Another month, another assurance that federal law enforcement has rebranded as a sort of national ministry for vice prevention. This week, Department of Homeland Security (DHS) investigators and U.S. Immigration and Customs Enforcement (ICE) officials conducted a widespread raid on Korean massage parlors in New York City, which the feds allege were not-so-secretly operating as fronts for commercial sexual activity.
According to documents filed with the U.S. District Court for the Southern District of New York, 11 massage-parlor owners were indicted as part of the operation. They have been charged with conspiracy to launder money and to violate the federal Travel Act. Both statutes are broad measures that prohibit earning money, crossing state or national boundaries, sending wire payments, making bank deposits, or using the U.S. postal service in conjunction with any "unlawful activity."
This particular sting, which has been in the works since around 2012, involved the cooperation of ICE, DHS investigations, the IRS, the New York City Police Department, and the U.S. Postal Inspection Service. According to the indictment, the 11 massage parlors that were targeted "are independently owned but assist each other" by "sharing the same customer list," employing some of the same women as independent contractors, and using the same advertising sources—apparently enough to frame them as "co-conspirators" rather than independent entities operating within the same geographic and commercial space.

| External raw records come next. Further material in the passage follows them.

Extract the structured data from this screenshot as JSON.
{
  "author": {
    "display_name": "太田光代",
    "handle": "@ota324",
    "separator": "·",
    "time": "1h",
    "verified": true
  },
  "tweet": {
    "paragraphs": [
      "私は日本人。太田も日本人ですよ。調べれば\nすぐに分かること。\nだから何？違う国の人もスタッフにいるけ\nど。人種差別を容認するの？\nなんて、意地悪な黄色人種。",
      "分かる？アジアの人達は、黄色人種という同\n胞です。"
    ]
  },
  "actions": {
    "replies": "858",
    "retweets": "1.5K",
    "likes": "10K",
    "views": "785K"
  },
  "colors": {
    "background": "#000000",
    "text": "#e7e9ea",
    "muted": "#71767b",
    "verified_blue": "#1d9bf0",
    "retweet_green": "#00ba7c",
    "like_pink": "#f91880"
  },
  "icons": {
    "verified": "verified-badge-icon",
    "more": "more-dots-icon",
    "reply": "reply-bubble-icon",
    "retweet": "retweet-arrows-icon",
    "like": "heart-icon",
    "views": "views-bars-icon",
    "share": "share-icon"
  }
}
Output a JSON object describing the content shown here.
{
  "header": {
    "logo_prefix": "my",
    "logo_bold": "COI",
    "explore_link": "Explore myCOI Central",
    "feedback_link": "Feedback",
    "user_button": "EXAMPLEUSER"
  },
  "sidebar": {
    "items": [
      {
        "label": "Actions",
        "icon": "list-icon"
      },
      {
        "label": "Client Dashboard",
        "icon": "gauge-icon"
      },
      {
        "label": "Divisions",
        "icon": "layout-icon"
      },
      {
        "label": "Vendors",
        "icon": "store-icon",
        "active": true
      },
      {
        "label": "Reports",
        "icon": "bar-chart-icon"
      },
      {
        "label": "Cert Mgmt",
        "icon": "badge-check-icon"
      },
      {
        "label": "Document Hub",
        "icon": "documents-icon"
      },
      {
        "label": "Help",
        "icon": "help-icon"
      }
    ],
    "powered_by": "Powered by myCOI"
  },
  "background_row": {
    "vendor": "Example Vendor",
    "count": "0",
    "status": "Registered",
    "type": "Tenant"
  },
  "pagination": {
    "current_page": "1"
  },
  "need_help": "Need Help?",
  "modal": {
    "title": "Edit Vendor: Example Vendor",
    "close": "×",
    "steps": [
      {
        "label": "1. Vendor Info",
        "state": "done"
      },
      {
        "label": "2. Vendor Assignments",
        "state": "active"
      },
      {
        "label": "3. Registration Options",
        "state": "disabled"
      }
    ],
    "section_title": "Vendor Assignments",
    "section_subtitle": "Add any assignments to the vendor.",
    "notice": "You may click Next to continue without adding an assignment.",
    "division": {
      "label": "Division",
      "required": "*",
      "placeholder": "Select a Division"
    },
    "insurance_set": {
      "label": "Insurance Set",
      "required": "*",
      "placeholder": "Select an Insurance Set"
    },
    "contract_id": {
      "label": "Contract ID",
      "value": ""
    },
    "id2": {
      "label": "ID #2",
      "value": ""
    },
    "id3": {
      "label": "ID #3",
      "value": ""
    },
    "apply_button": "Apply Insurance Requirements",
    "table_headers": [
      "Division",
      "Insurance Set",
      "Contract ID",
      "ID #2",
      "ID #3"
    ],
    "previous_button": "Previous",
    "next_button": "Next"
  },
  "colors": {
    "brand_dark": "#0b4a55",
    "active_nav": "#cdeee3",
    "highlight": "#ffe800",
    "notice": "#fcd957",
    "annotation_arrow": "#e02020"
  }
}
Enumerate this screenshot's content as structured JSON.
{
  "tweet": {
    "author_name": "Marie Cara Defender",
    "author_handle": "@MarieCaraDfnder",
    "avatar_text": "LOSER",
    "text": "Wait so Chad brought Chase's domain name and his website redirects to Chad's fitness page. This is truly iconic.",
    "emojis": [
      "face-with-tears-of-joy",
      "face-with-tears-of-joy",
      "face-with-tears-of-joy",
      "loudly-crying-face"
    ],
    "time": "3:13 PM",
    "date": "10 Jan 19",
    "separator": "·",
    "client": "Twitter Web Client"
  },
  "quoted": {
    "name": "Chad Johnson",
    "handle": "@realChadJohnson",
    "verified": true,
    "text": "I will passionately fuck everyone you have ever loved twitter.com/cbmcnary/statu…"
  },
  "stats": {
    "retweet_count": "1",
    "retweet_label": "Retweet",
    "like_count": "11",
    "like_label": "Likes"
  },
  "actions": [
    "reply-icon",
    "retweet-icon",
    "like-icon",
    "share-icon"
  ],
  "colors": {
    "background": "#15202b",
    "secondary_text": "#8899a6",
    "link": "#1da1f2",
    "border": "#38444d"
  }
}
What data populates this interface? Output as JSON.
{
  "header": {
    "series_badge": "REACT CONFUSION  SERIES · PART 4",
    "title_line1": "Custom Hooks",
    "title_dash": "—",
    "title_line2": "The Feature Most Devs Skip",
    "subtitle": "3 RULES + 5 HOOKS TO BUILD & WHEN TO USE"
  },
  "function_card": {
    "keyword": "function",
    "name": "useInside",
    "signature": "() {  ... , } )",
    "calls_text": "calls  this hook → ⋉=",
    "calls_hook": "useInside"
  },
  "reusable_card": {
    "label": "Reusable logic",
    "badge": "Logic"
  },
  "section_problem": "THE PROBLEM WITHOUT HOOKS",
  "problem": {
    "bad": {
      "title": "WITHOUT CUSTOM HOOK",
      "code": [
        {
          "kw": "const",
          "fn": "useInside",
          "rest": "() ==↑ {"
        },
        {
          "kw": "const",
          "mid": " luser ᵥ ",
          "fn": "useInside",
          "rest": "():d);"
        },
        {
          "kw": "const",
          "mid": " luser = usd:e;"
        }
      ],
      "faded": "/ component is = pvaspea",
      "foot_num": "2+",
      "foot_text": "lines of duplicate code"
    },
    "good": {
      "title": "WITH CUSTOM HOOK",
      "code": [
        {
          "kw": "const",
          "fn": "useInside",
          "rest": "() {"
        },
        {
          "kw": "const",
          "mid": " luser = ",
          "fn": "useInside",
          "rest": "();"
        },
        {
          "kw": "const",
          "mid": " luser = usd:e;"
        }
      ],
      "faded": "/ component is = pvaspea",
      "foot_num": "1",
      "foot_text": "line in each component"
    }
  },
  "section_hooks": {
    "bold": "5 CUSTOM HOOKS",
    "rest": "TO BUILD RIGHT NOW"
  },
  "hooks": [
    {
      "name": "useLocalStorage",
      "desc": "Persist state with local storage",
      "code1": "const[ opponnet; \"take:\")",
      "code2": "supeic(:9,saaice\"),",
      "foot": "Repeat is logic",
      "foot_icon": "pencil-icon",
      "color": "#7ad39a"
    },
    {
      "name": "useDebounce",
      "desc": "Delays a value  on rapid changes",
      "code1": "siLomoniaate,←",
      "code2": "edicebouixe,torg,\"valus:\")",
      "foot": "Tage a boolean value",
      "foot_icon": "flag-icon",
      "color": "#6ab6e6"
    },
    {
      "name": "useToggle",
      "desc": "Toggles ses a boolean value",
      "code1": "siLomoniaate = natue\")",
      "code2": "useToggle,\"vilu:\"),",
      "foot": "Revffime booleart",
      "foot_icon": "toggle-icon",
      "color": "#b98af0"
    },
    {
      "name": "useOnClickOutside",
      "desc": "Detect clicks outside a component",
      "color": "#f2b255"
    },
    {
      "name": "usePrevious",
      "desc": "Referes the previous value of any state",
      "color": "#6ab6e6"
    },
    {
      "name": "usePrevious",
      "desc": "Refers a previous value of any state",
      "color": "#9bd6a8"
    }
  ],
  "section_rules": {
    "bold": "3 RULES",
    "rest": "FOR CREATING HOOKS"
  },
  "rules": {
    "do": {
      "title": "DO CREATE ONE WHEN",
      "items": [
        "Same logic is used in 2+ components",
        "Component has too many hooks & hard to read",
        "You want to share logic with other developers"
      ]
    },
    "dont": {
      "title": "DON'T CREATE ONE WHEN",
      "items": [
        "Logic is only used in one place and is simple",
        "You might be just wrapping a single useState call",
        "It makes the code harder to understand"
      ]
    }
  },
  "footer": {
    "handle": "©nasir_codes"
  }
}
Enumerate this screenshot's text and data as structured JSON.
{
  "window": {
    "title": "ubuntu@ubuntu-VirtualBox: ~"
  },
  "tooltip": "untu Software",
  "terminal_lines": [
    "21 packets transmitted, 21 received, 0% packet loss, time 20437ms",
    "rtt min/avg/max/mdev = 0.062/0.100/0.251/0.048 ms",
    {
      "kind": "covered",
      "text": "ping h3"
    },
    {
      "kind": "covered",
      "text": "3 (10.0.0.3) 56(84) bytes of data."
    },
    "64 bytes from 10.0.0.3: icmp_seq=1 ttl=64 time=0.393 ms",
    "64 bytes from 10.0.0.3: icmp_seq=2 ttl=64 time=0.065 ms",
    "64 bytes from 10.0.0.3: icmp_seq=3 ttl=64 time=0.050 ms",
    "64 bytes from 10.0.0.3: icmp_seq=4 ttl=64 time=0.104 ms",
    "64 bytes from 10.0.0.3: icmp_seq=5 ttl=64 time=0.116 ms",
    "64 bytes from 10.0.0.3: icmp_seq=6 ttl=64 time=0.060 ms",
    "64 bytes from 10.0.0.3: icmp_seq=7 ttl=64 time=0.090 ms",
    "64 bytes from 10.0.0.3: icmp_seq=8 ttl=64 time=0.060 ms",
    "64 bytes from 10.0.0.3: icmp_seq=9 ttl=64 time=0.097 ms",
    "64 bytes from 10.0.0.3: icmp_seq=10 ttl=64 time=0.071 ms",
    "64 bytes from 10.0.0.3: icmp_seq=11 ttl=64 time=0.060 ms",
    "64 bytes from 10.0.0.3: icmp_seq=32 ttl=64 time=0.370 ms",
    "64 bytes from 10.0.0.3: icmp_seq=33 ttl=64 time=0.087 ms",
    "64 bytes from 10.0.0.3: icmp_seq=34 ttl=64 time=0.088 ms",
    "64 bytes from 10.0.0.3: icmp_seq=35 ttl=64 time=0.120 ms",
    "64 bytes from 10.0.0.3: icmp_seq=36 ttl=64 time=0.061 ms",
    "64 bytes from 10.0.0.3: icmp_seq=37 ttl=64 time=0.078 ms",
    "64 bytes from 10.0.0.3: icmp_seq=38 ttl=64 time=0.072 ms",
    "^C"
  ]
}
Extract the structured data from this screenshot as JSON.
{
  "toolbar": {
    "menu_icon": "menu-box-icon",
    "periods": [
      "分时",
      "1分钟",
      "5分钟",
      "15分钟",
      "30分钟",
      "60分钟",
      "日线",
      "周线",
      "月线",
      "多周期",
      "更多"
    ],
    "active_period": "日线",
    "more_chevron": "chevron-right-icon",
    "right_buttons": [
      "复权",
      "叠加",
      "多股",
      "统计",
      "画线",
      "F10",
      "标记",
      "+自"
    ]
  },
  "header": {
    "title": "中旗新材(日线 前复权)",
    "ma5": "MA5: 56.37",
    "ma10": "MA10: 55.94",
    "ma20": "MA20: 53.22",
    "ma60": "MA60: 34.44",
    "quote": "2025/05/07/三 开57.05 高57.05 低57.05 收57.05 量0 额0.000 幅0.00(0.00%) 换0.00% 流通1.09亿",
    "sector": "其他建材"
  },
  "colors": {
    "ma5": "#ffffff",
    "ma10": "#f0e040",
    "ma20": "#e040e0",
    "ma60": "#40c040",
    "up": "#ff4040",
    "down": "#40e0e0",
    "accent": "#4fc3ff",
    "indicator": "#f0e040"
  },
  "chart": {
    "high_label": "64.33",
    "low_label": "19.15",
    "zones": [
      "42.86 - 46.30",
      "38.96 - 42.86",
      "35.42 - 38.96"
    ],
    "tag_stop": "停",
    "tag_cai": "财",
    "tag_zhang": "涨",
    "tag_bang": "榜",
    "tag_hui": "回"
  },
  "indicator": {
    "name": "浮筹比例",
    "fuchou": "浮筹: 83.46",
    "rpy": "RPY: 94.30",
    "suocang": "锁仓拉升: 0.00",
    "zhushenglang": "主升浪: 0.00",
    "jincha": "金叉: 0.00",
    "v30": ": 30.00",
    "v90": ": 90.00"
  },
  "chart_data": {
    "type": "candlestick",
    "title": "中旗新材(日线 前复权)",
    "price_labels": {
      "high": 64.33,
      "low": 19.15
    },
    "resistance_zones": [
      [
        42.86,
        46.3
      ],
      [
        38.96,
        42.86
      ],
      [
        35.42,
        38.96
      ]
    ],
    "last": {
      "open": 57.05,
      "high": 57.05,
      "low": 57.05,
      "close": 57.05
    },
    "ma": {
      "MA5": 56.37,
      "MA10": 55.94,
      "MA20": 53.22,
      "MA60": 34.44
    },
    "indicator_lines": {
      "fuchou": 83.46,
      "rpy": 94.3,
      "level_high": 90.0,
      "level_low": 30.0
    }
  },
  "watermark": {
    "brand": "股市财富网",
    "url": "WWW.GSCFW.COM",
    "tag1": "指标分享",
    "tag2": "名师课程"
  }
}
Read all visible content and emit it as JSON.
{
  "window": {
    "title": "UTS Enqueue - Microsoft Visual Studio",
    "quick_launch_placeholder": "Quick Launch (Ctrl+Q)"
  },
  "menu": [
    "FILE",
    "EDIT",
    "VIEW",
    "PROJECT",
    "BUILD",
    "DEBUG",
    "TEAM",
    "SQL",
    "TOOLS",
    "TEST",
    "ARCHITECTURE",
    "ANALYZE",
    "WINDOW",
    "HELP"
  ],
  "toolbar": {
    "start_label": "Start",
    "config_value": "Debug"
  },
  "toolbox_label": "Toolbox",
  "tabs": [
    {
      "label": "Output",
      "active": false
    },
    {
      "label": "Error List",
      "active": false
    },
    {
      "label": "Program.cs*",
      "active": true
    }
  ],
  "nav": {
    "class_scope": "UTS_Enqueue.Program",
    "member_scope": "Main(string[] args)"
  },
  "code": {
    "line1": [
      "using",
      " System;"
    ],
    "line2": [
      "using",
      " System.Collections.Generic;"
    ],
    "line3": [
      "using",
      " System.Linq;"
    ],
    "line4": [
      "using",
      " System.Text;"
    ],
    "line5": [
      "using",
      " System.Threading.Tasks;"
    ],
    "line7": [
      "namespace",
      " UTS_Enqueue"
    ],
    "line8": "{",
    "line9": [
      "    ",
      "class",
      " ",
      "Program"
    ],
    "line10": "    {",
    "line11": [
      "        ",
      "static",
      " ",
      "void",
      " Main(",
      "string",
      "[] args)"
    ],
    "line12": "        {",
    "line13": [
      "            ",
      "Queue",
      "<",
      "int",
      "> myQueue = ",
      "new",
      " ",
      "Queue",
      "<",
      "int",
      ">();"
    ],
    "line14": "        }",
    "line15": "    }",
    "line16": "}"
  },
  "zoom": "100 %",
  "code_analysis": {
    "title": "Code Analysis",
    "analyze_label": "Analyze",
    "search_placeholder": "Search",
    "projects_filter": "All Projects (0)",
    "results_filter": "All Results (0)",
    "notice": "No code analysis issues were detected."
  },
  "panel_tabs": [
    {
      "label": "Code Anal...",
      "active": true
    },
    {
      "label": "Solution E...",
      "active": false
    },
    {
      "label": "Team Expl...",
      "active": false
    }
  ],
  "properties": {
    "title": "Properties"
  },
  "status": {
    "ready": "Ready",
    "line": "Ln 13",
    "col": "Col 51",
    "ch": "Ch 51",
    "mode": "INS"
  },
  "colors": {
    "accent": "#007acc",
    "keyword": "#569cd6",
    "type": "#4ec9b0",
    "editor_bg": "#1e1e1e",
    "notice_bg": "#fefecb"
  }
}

One of the main lines of evidence ICE offers that prostitution was taking place at these massage parlors is that "sexually explicit" photographs of some staff were posted on their websites. Of course, plenty of places—strip clubs, chain restaurants, night clubs—use the sex appeal of staff to bring in customers, and presumably, most of these businesses are not engaged in secret sex-trafficking rings. But then, most of the women posing in racy photos for these places are not of an ethnic persuasion frequently presumed to be sex workers (or sex-trafficking victims), or employed in an industry that's long been a target of government regulators.
The other evidence ICE offers comes from two informants, "CS-1," who worked as a manager at several of the massage parlors in 2014, and "CW-1," a South Korean woman who paid to be smuggled into America last decade. Upon her arrival, CW-1 began working in Manhattan brothels and eventually opened her own. She has since been arrested and charged with violating the Travel Act and money laundering, and is now "cooperating with law enforcement in the hope of receiving a more lenient sentence."
According to both sources, the alleged prostitution at these massage parlors was not being forced upon the staff. Any money earned from such endeavors was split between workers and business owners, and workers were free to come and go as they pleased. The indictment also notes that while many of the workers were immigrants, their use of brokers and smugglers was on the decline, as the women can now arrange for their own entry into the United States under a visa waiver program for South Korean tourists. Nonetheless, the indictment refers to the massage parlors as "commercial sex trafficking businesses."
Remember the last big immigrant sex-trafficking takedown that made the news?